2008-12-27

How to Cite

1.
Tipayno MJC. A Ten-Year Review of Brainstem Auditory Evoked Response Testing at the Philippine Children’s Medical Center: Patient Demographics and Outcomes.

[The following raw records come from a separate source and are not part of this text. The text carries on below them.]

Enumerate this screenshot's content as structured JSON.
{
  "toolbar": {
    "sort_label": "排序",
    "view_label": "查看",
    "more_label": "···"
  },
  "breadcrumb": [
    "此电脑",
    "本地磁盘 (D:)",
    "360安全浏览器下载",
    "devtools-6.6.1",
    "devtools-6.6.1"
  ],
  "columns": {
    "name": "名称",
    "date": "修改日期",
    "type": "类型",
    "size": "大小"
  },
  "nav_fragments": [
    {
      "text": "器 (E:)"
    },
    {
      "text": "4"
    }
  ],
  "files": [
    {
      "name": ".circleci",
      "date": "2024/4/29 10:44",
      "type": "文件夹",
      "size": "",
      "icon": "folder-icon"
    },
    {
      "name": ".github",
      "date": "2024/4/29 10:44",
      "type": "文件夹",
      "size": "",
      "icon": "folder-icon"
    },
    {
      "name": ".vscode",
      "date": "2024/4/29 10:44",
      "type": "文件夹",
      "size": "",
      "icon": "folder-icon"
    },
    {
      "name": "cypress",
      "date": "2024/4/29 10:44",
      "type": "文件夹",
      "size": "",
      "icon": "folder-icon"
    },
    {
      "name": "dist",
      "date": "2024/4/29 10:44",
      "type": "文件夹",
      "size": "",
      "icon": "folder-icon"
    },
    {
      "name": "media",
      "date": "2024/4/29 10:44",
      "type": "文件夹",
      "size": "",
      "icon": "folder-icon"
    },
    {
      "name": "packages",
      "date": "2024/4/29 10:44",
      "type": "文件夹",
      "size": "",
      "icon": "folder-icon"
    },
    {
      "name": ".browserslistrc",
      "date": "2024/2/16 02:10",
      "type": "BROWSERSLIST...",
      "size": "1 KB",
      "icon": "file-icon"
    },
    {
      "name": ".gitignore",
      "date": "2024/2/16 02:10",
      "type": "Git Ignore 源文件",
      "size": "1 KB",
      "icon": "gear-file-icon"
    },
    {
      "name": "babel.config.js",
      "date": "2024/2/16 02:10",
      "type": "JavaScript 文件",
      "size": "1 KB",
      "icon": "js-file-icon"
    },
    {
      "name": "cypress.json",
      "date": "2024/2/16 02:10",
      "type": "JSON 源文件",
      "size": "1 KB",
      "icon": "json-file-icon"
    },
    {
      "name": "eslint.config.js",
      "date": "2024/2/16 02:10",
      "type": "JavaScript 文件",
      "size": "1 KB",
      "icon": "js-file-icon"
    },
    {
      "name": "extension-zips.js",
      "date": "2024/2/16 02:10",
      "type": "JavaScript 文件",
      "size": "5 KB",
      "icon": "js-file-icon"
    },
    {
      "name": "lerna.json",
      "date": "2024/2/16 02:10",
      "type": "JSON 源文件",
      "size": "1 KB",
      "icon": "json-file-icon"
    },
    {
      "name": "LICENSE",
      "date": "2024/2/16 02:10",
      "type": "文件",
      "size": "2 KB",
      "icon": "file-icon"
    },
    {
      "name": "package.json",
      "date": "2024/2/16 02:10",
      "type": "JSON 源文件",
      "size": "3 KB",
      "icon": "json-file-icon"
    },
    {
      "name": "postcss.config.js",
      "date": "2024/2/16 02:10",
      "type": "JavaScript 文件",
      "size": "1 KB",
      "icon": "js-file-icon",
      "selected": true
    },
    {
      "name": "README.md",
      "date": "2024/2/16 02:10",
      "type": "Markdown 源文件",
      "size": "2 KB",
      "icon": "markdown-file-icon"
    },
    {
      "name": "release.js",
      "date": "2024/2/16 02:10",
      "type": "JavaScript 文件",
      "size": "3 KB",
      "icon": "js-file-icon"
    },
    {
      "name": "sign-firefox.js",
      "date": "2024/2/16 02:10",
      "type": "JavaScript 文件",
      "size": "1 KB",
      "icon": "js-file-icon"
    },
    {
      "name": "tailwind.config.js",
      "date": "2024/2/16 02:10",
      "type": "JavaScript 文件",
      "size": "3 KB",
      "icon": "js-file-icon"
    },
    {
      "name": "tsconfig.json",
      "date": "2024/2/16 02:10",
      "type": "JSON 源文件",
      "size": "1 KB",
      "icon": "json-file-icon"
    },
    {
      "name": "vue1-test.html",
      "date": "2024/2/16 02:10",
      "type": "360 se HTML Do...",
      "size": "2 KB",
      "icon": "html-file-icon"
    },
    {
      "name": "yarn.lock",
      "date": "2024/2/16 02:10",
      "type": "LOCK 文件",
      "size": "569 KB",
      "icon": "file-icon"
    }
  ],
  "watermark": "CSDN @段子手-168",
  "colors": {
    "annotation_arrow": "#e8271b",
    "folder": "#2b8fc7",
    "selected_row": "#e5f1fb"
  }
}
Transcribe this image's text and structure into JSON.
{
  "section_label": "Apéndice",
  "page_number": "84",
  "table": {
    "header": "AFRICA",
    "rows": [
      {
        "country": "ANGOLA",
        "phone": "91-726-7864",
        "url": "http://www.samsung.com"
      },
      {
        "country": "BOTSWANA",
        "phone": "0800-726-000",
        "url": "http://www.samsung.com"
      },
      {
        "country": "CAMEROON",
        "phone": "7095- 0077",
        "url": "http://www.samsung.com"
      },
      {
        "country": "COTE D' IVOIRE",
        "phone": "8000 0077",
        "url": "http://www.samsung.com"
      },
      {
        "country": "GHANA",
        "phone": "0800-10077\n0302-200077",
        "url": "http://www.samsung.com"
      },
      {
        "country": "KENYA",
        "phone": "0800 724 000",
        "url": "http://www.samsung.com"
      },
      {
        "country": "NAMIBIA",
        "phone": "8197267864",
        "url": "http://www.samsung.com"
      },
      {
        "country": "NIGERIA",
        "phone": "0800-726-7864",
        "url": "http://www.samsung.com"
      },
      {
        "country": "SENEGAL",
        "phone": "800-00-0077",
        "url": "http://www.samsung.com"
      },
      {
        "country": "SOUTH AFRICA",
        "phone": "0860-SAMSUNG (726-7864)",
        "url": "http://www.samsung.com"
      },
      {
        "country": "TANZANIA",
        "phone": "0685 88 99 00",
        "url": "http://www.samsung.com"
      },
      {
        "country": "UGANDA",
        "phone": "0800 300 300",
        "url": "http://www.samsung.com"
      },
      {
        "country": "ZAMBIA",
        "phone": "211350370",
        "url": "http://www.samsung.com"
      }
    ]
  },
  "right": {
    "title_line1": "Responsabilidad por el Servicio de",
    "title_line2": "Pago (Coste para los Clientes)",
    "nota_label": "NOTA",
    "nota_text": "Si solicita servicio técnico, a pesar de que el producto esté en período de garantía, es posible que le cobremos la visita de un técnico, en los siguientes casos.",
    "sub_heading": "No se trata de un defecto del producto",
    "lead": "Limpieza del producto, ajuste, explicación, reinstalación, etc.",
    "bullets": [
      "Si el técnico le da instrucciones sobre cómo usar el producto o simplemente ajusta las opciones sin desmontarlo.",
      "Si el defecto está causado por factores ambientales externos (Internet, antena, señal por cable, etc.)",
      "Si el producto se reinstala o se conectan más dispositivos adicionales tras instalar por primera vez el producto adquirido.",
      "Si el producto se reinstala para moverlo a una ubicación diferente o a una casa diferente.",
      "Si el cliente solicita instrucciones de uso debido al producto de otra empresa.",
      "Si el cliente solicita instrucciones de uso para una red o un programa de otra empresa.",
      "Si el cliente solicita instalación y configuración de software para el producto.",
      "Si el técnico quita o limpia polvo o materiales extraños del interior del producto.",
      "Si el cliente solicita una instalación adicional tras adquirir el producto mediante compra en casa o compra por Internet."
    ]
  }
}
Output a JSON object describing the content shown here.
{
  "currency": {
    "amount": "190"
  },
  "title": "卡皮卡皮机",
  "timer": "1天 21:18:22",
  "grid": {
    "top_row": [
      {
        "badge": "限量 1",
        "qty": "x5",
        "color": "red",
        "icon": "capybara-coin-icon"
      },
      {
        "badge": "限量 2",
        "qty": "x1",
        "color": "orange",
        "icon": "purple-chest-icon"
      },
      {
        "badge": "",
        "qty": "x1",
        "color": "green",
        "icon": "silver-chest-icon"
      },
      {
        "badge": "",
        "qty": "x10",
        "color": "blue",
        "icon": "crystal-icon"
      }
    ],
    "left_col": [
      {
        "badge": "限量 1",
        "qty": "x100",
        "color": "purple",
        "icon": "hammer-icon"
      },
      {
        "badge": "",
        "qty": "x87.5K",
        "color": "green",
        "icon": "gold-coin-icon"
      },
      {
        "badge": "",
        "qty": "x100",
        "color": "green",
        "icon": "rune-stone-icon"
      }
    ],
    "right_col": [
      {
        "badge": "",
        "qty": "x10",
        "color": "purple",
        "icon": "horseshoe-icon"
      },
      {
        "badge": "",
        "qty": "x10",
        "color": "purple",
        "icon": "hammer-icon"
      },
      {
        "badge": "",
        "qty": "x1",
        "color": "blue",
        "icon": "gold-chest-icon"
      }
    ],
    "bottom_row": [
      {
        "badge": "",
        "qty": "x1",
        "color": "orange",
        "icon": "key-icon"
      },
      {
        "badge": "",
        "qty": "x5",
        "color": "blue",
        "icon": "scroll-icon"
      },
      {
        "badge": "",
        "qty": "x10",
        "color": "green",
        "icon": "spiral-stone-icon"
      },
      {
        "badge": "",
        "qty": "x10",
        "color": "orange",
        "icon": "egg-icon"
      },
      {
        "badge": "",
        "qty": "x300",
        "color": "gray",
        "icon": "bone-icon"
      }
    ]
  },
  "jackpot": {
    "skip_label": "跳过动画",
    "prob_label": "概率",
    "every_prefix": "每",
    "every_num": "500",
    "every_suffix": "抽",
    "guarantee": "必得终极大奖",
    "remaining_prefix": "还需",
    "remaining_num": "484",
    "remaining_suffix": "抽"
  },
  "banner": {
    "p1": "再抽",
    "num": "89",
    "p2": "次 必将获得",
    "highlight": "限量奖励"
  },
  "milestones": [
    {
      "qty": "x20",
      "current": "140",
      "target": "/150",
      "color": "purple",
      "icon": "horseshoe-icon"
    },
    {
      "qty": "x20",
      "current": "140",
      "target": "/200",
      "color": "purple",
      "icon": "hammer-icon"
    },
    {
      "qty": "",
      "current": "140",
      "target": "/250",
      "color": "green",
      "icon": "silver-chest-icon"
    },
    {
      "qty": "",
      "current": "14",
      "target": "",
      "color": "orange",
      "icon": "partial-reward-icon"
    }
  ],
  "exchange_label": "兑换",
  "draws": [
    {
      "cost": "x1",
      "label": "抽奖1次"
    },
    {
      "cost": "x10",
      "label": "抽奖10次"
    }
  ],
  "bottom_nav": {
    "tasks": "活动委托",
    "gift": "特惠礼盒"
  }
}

Philipp J Otolaryngol Head Neck Surg [Internet]. 2008 Dec. 27 [cited 2024 Apr. 13];23(2):17-22. Available from: https://pjohns.pso-hns.org/index.php/pjohns/article/view/731